→ Exercise
Copy out the records again. Change nothing.

══ Information given ══

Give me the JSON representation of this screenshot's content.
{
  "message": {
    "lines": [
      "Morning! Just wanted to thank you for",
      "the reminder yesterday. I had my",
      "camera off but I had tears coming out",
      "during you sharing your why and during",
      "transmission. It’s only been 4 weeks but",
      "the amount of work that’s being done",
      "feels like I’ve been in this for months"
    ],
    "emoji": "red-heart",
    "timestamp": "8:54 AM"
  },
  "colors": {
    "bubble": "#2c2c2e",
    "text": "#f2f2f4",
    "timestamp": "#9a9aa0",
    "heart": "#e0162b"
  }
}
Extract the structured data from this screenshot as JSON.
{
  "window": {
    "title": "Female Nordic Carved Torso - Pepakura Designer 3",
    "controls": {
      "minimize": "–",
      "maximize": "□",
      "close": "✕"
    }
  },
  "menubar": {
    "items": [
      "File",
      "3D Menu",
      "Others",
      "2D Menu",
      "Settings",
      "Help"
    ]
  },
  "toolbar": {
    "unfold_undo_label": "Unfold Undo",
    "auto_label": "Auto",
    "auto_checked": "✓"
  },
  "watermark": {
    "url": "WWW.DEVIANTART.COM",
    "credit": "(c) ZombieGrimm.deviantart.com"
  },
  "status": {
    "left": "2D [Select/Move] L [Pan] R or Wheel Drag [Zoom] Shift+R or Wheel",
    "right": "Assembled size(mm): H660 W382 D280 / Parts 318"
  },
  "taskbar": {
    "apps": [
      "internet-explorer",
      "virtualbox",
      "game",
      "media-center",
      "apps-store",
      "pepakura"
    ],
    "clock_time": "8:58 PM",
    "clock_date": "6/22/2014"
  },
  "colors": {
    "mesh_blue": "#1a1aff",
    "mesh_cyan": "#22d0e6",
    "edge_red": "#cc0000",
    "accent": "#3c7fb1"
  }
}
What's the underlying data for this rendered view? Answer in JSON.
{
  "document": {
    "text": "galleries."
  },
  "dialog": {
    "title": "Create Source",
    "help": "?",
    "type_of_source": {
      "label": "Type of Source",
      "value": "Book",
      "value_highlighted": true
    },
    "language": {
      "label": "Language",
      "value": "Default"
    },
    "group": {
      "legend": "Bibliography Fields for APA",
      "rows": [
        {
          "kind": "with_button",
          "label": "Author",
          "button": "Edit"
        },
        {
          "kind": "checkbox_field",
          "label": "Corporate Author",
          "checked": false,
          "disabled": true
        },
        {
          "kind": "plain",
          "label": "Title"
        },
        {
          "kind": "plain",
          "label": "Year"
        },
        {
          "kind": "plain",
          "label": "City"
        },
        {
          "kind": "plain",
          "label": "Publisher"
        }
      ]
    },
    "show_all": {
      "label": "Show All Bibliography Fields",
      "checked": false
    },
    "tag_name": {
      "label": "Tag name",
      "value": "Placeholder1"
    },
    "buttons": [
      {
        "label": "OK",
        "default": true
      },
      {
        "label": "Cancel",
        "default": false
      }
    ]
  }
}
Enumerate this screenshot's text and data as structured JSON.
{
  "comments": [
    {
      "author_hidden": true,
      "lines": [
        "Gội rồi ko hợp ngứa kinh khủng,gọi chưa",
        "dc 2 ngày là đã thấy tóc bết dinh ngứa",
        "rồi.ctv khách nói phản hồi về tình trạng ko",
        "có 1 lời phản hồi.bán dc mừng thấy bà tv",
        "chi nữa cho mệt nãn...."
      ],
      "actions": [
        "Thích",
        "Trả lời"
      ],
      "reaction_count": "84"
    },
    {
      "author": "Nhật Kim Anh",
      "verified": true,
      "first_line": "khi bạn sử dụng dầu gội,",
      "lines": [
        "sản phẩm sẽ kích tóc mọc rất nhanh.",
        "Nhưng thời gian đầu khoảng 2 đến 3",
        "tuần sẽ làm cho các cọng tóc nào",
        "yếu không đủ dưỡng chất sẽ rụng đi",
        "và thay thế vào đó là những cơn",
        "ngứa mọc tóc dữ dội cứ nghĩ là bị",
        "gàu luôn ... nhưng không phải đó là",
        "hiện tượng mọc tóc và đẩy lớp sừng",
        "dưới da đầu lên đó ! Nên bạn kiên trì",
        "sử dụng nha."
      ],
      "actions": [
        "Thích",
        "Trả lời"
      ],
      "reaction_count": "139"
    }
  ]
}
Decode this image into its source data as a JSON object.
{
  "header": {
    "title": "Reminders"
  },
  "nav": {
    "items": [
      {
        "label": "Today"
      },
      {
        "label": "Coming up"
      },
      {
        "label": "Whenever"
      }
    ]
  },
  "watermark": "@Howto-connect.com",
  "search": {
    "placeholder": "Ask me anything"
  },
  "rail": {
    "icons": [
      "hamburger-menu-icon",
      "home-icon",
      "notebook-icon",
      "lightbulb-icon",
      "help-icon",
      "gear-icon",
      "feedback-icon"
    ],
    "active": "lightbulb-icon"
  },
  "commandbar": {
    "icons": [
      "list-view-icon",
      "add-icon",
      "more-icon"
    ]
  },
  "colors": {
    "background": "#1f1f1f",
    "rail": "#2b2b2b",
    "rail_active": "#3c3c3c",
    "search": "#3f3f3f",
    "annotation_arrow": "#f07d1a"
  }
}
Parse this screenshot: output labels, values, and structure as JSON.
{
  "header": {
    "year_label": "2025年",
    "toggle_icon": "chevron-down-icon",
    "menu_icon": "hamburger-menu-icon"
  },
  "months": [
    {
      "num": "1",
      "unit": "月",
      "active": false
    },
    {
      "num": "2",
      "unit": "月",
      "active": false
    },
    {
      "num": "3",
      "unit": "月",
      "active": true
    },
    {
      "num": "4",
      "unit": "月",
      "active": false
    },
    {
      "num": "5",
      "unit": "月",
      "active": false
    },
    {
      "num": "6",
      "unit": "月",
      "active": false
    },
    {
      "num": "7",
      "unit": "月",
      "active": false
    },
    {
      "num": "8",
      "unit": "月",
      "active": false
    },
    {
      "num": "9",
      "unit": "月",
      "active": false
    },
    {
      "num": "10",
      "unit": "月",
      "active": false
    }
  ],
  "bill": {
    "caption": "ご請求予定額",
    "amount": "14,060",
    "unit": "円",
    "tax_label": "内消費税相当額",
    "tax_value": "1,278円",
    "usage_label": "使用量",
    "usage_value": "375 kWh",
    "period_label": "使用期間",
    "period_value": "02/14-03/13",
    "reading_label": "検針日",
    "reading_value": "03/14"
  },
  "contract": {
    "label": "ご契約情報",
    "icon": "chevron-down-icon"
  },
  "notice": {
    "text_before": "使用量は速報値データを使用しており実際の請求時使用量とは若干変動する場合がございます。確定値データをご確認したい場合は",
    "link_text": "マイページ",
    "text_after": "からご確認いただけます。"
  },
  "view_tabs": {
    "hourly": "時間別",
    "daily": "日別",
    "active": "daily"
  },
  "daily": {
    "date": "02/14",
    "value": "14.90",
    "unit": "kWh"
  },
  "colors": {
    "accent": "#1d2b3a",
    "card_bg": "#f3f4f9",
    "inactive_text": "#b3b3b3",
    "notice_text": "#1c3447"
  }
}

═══

→ Output of the task
Give me the JSON representation of this screenshot's content.
{
  "message": {
    "lines": [
      "Morning! Just wanted to thank you for",
      "the reminder yesterday. I had my",
      "camera off but I had tears coming out",
      "during you sharing your why and during",
      "transmission. It’s only been 4 weeks but",
      "the amount of work that’s being done",
      "feels like I’ve been in this for months"
    ],
    "emoji": "red-heart",
    "timestamp": "8:54 AM"
  },
  "colors": {
    "bubble": "#2c2c2e",
    "text": "#f2f2f4",
    "timestamp": "#9a9aa0",
    "heart": "#e0162b"
  }
}
Extract the structured data from this screenshot as JSON.
{
  "window": {
    "title": "Female Nordic Carved Torso - Pepakura Designer 3",
    "controls": {
      "minimize": "–",
      "maximize": "□",
      "close": "✕"
    }
  },
  "menubar": {
    "items": [
      "File",
      "3D Menu",
      "Others",
      "2D Menu",
      "Settings",
      "Help"
    ]
  },
  "toolbar": {
    "unfold_undo_label": "Unfold Undo",
    "auto_label": "Auto",
    "auto_checked": "✓"
  },
  "watermark": {
    "url": "WWW.DEVIANTART.COM",
    "credit": "(c) ZombieGrimm.deviantart.com"
  },
  "status": {
    "left": "2D [Select/Move] L [Pan] R or Wheel Drag [Zoom] Shift+R or Wheel",
    "right": "Assembled size(mm): H660 W382 D280 / Parts 318"
  },
  "taskbar": {
    "apps": [
      "internet-explorer",
      "virtualbox",
      "game",
      "media-center",
      "apps-store",
      "pepakura"
    ],
    "clock_time": "8:58 PM",
    "clock_date": "6/22/2014"
  },
  "colors": {
    "mesh_blue": "#1a1aff",
    "mesh_cyan": "#22d0e6",
    "edge_red": "#cc0000",
    "accent": "#3c7fb1"
  }
}
What's the underlying data for this rendered view? Answer in JSON.
{
  "document": {
    "text": "galleries."
  },
  "dialog": {
    "title": "Create Source",
    "help": "?",
    "type_of_source": {
      "label": "Type of Source",
      "value": "Book",
      "value_highlighted": true
    },
    "language": {
      "label": "Language",
      "value": "Default"
    },
    "group": {
      "legend": "Bibliography Fields for APA",
      "rows": [
        {
          "kind": "with_button",
          "label": "Author",
          "button": "Edit"
        },
        {
          "kind": "checkbox_field",
          "label": "Corporate Author",
          "checked": false,
          "disabled": true
        },
        {
          "kind": "plain",
          "label": "Title"
        },
        {
          "kind": "plain",
          "label": "Year"
        },
        {
          "kind": "plain",
          "label": "City"
        },
        {
          "kind": "plain",
          "label": "Publisher"
        }
      ]
    },
    "show_all": {
      "label": "Show All Bibliography Fields",
      "checked": false
    },
    "tag_name": {
      "label": "Tag name",
      "value": "Placeholder1"
    },
    "buttons": [
      {
        "label": "OK",
        "default": true
      },
      {
        "label": "Cancel",
        "default": false
      }
    ]
  }
}
Enumerate this screenshot's text and data as structured JSON.
{
  "comments": [
    {
      "author_hidden": true,
      "lines": [
        "Gội rồi ko hợp ngứa kinh khủng,gọi chưa",
        "dc 2 ngày là đã thấy tóc bết dinh ngứa",
        "rồi.ctv khách nói phản hồi về tình trạng ko",
        "có 1 lời phản hồi.bán dc mừng thấy bà tv",
        "chi nữa cho mệt nãn...."
      ],
      "actions": [
        "Thích",
        "Trả lời"
      ],
      "reaction_count": "84"
    },
    {
      "author": "Nhật Kim Anh",
      "verified": true,
      "first_line": "khi bạn sử dụng dầu gội,",
      "lines": [
        "sản phẩm sẽ kích tóc mọc rất nhanh.",
        "Nhưng thời gian đầu khoảng 2 đến 3",
        "tuần sẽ làm cho các cọng tóc nào",
        "yếu không đủ dưỡng chất sẽ rụng đi",
        "và thay thế vào đó là những cơn",
        "ngứa mọc tóc dữ dội cứ nghĩ là bị",
        "gàu luôn ... nhưng không phải đó là",
        "hiện tượng mọc tóc và đẩy lớp sừng",
        "dưới da đầu lên đó ! Nên bạn kiên trì",
        "sử dụng nha."
      ],
      "actions": [
        "Thích",
        "Trả lời"
      ],
      "reaction_count": "139"
    }
  ]
}
Decode this image into its source data as a JSON object.
{
  "header": {
    "title": "Reminders"
  },
  "nav": {
    "items": [
      {
        "label": "Today"
      },
      {
        "label": "Coming up"
      },
      {
        "label": "Whenever"
      }
    ]
  },
  "watermark": "@Howto-connect.com",
  "search": {
    "placeholder": "Ask me anything"
  },
  "rail": {
    "icons": [
      "hamburger-menu-icon",
      "home-icon",
      "notebook-icon",
      "lightbulb-icon",
      "help-icon",
      "gear-icon",
      "feedback-icon"
    ],
    "active": "lightbulb-icon"
  },
  "commandbar": {
    "icons": [
      "list-view-icon",
      "add-icon",
      "more-icon"
    ]
  },
  "colors": {
    "background": "#1f1f1f",
    "rail": "#2b2b2b",
    "rail_active": "#3c3c3c",
    "search": "#3f3f3f",
    "annotation_arrow": "#f07d1a"
  }
}
Parse this screenshot: output labels, values, and structure as JSON.
{
  "header": {
    "year_label": "2025年",
    "toggle_icon": "chevron-down-icon",
    "menu_icon": "hamburger-menu-icon"
  },
  "months": [
    {
      "num": "1",
      "unit": "月",
      "active": false
    },
    {
      "num": "2",
      "unit": "月",
      "active": false
    },
    {
      "num": "3",
      "unit": "月",
      "active": true
    },
    {
      "num": "4",
      "unit": "月",
      "active": false
    },
    {
      "num": "5",
      "unit": "月",
      "active": false
    },
    {
      "num": "6",
      "unit": "月",
      "active": false
    },
    {
      "num": "7",
      "unit": "月",
      "active": false
    },
    {
      "num": "8",
      "unit": "月",
      "active": false
    },
    {
      "num": "9",
      "unit": "月",
      "active": false
    },
    {
      "num": "10",
      "unit": "月",
      "active": false
    }
  ],
  "bill": {
    "caption": "ご請求予定額",
    "amount": "14,060",
    "unit": "円",
    "tax_label": "内消費税相当額",
    "tax_value": "1,278円",
    "usage_label": "使用量",
    "usage_value": "375 kWh",
    "period_label": "使用期間",
    "period_value": "02/14-03/13",
    "reading_label": "検針日",
    "reading_value": "03/14"
  },
  "contract": {
    "label": "ご契約情報",
    "icon": "chevron-down-icon"
  },
  "notice": {
    "text_before": "使用量は速報値データを使用しており実際の請求時使用量とは若干変動する場合がございます。確定値データをご確認したい場合は",
    "link_text": "マイページ",
    "text_after": "からご確認いただけます。"
  },
  "view_tabs": {
    "hourly": "時間別",
    "daily": "日別",
    "active": "daily"
  },
  "daily": {
    "date": "02/14",
    "value": "14.90",
    "unit": "kWh"
  },
  "colors": {
    "accent": "#1d2b3a",
    "card_bg": "#f3f4f9",
    "inactive_text": "#b3b3b3",
    "notice_text": "#1c3447"
  }
}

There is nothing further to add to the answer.